*** Opening AVAILABLE DATA ***

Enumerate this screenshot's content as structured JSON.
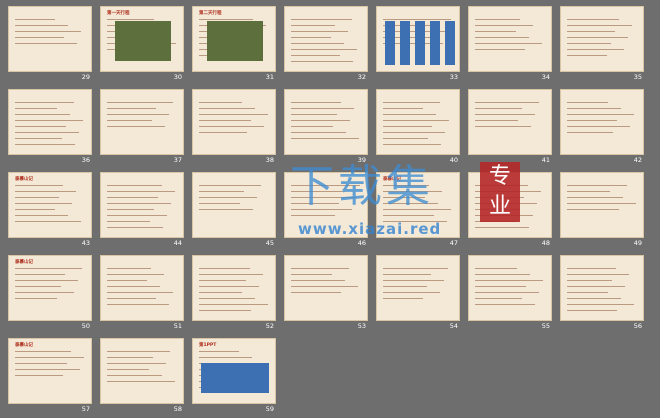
{
  "slides": [
    {
      "n": "29",
      "title": ""
    },
    {
      "n": "30",
      "title": "第一天行程"
    },
    {
      "n": "31",
      "title": "第二天行程"
    },
    {
      "n": "32",
      "title": ""
    },
    {
      "n": "33",
      "title": ""
    },
    {
      "n": "34",
      "title": ""
    },
    {
      "n": "35",
      "title": ""
    },
    {
      "n": "36",
      "title": ""
    },
    {
      "n": "37",
      "title": ""
    },
    {
      "n": "38",
      "title": ""
    },
    {
      "n": "39",
      "title": ""
    },
    {
      "n": "40",
      "title": ""
    },
    {
      "n": "41",
      "title": ""
    },
    {
      "n": "42",
      "title": ""
    },
    {
      "n": "43",
      "title": "泰慕山记"
    },
    {
      "n": "44",
      "title": ""
    },
    {
      "n": "45",
      "title": ""
    },
    {
      "n": "46",
      "title": ""
    },
    {
      "n": "47",
      "title": "泰慕山记"
    },
    {
      "n": "48",
      "title": ""
    },
    {
      "n": "49",
      "title": ""
    },
    {
      "n": "50",
      "title": "泰慕山记"
    },
    {
      "n": "51",
      "title": ""
    },
    {
      "n": "52",
      "title": ""
    },
    {
      "n": "53",
      "title": ""
    },
    {
      "n": "54",
      "title": ""
    },
    {
      "n": "55",
      "title": ""
    },
    {
      "n": "56",
      "title": ""
    },
    {
      "n": "57",
      "title": "泰慕山记"
    },
    {
      "n": "58",
      "title": ""
    },
    {
      "n": "59",
      "title": "第1PPT"
    }
  ],
  "watermark": {
    "cn": "下载集",
    "box": "专业",
    "url": "www.xiazai.red"
  }
}
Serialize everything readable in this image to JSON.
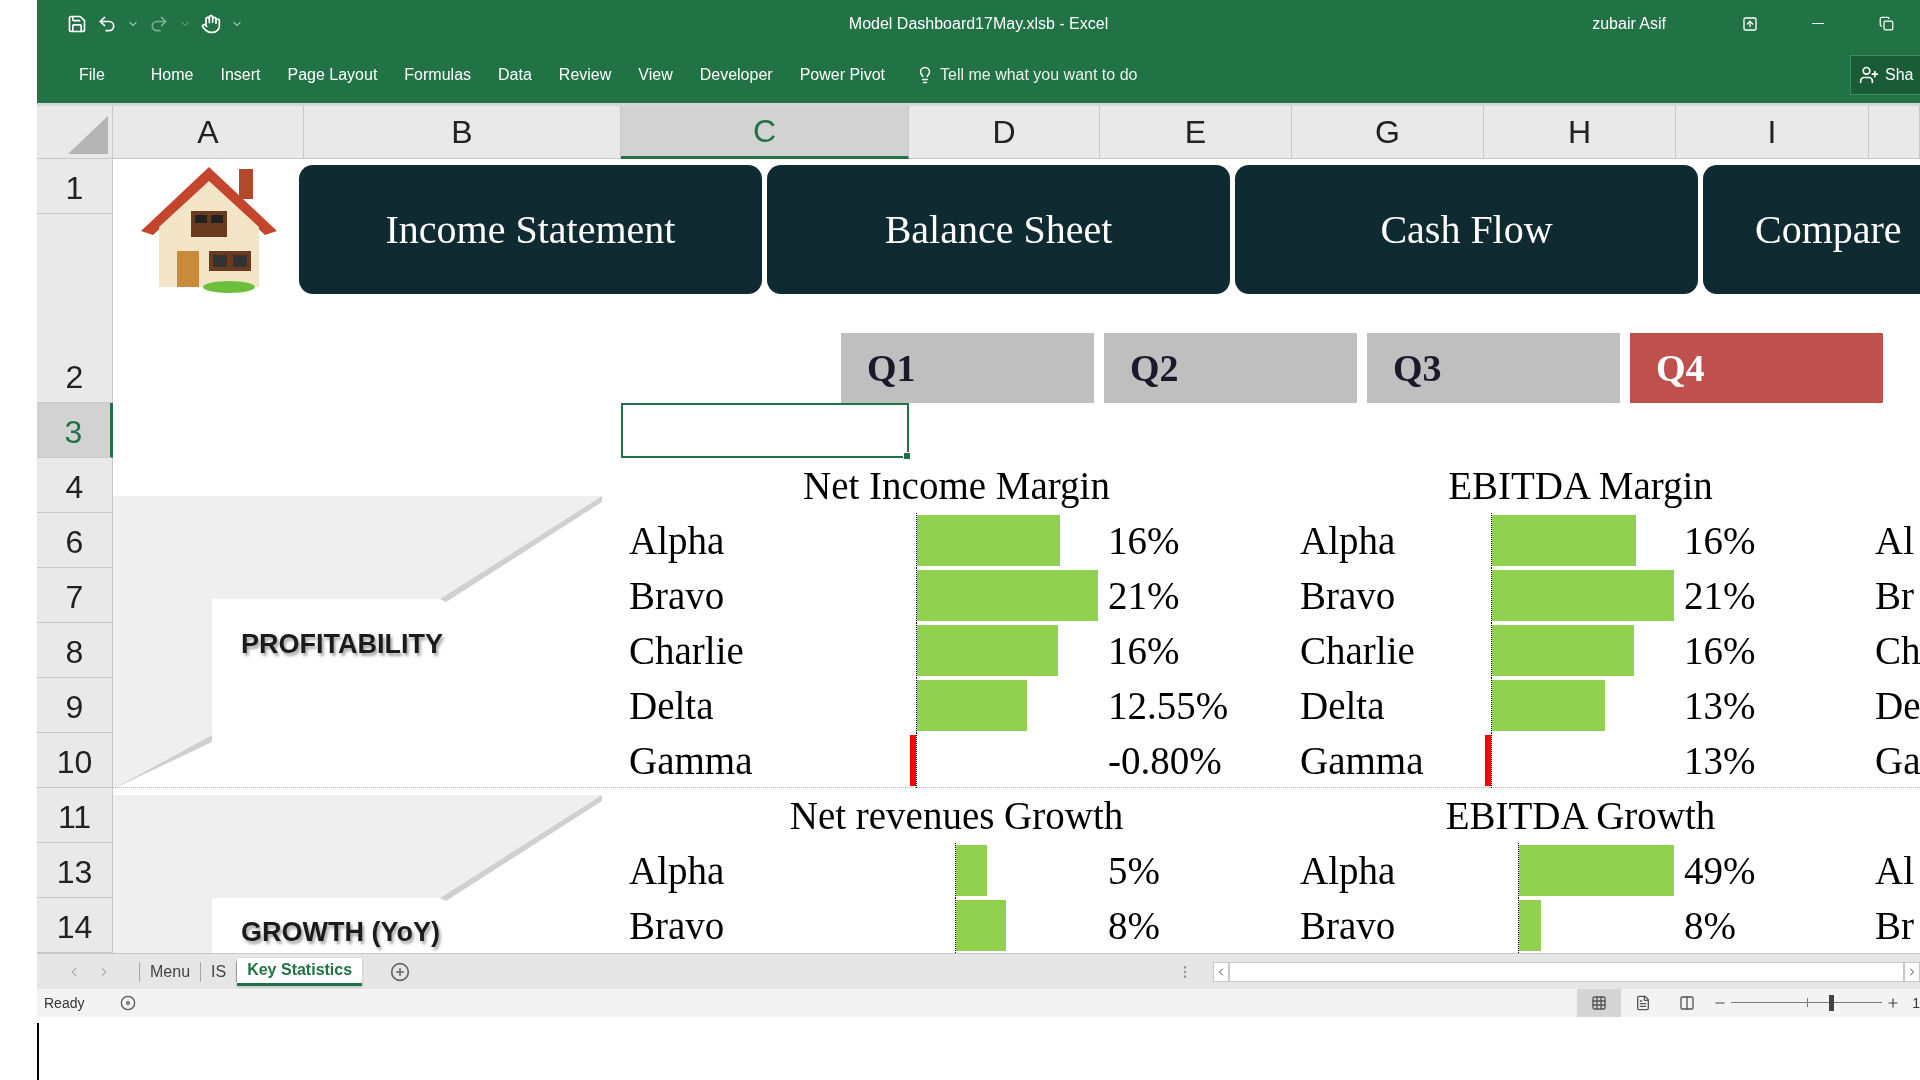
{
  "window": {
    "title": "Model Dashboard17May.xlsb  -  Excel",
    "user": "zubair Asif"
  },
  "ribbon": {
    "tabs": [
      "File",
      "Home",
      "Insert",
      "Page Layout",
      "Formulas",
      "Data",
      "Review",
      "View",
      "Developer",
      "Power Pivot"
    ],
    "tell_me": {
      "placeholder": "Tell me what you want to do"
    },
    "share_button": "Sha"
  },
  "sheet": {
    "columns": [
      {
        "label": "A",
        "selected": false
      },
      {
        "label": "B",
        "selected": false
      },
      {
        "label": "C",
        "selected": true
      },
      {
        "label": "D",
        "selected": false
      },
      {
        "label": "E",
        "selected": false
      },
      {
        "label": "G",
        "selected": false
      },
      {
        "label": "H",
        "selected": false
      },
      {
        "label": "I",
        "selected": false
      }
    ],
    "rows": [
      {
        "label": "1",
        "selected": false
      },
      {
        "label": "2",
        "selected": false
      },
      {
        "label": "3",
        "selected": true
      },
      {
        "label": "4",
        "selected": false
      },
      {
        "label": "6",
        "selected": false
      },
      {
        "label": "7",
        "selected": false
      },
      {
        "label": "8",
        "selected": false
      },
      {
        "label": "9",
        "selected": false
      },
      {
        "label": "10",
        "selected": false
      },
      {
        "label": "11",
        "selected": false
      },
      {
        "label": "13",
        "selected": false
      },
      {
        "label": "14",
        "selected": false
      }
    ],
    "nav_buttons": [
      "Income Statement",
      "Balance Sheet",
      "Cash Flow",
      "Compare"
    ],
    "quarters": [
      {
        "label": "Q1",
        "selected": false
      },
      {
        "label": "Q2",
        "selected": false
      },
      {
        "label": "Q3",
        "selected": false
      },
      {
        "label": "Q4",
        "selected": true
      }
    ],
    "sections": [
      {
        "label": "PROFITABILITY",
        "metrics": [
          {
            "title": "Net Income Margin",
            "items": [
              {
                "name": "Alpha",
                "value": "16%",
                "kind": "positive",
                "level": 0.79
              },
              {
                "name": "Bravo",
                "value": "21%",
                "kind": "positive",
                "level": 1
              },
              {
                "name": "Charlie",
                "value": "16%",
                "kind": "positive",
                "level": 0.78
              },
              {
                "name": "Delta",
                "value": "12.55%",
                "kind": "positive",
                "level": 0.61
              },
              {
                "name": "Gamma",
                "value": "-0.80%",
                "kind": "negative",
                "level": 0.03
              }
            ]
          },
          {
            "title": "EBITDA Margin",
            "items": [
              {
                "name": "Alpha",
                "value": "16%",
                "kind": "positive",
                "level": 0.79
              },
              {
                "name": "Bravo",
                "value": "21%",
                "kind": "positive",
                "level": 1
              },
              {
                "name": "Charlie",
                "value": "16%",
                "kind": "positive",
                "level": 0.78
              },
              {
                "name": "Delta",
                "value": "13%",
                "kind": "positive",
                "level": 0.62
              },
              {
                "name": "Gamma",
                "value": "13%",
                "kind": "negative",
                "level": 0.03
              }
            ]
          }
        ],
        "cut_labels": [
          "Al",
          "Br",
          "Ch",
          "De",
          "Ga"
        ]
      },
      {
        "label": "GROWTH (YoY)",
        "metrics": [
          {
            "title": "Net revenues Growth",
            "items": [
              {
                "name": "Alpha",
                "value": "5%",
                "kind": "positive",
                "level": 0.22
              },
              {
                "name": "Bravo",
                "value": "8%",
                "kind": "positive",
                "level": 0.35
              }
            ]
          },
          {
            "title": "EBITDA Growth",
            "items": [
              {
                "name": "Alpha",
                "value": "49%",
                "kind": "positive",
                "level": 1
              },
              {
                "name": "Bravo",
                "value": "8%",
                "kind": "positive",
                "level": 0.14
              }
            ]
          }
        ],
        "cut_labels": [
          "Al",
          "Br"
        ]
      }
    ]
  },
  "sheet_tabs": [
    {
      "label": "Menu",
      "selected": false
    },
    {
      "label": "IS",
      "selected": false
    },
    {
      "label": "Key Statistics",
      "selected": true
    }
  ],
  "status_bar": {
    "text": "Ready",
    "views": [
      {
        "kind": "normal",
        "selected": true
      },
      {
        "kind": "page_layout",
        "selected": false
      },
      {
        "kind": "page_break",
        "selected": false
      }
    ],
    "zoom": {
      "level": 0.66,
      "reading": "1"
    }
  }
}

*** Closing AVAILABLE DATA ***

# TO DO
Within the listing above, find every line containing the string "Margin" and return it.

# SOLUTION TO THE EXERCISE
            "title": "Net Income Margin",
            "title": "EBITDA Margin",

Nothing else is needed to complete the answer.